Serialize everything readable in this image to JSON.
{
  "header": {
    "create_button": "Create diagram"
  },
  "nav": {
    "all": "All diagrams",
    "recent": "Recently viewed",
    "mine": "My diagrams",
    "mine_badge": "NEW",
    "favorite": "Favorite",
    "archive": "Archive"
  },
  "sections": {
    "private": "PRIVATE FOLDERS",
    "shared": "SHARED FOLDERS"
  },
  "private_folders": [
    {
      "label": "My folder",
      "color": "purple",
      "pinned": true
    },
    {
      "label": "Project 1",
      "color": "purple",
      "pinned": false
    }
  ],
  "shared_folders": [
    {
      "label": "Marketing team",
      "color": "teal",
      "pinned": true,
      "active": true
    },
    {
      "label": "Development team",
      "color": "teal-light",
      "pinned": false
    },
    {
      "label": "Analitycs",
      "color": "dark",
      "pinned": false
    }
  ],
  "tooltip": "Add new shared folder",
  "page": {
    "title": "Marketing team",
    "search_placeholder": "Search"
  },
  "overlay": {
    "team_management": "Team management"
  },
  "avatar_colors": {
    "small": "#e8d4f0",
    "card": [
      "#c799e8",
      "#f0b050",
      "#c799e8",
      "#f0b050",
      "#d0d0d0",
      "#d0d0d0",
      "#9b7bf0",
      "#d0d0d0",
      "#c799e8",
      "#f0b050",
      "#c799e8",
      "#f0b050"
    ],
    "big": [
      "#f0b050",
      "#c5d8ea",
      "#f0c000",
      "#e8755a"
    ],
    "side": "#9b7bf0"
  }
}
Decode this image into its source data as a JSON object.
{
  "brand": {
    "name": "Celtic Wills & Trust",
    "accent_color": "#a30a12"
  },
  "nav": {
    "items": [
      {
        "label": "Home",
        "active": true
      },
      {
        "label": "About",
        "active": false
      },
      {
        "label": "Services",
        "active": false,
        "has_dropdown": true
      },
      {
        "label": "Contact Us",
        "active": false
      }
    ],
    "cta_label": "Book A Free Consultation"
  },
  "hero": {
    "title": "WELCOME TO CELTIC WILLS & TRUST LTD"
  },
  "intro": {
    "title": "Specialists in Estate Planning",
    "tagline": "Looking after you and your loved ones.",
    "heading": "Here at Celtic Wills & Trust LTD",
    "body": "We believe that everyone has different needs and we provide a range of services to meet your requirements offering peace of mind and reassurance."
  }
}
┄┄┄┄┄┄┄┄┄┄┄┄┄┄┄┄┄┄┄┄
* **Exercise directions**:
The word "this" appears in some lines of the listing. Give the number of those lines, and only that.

* **Response below**:
2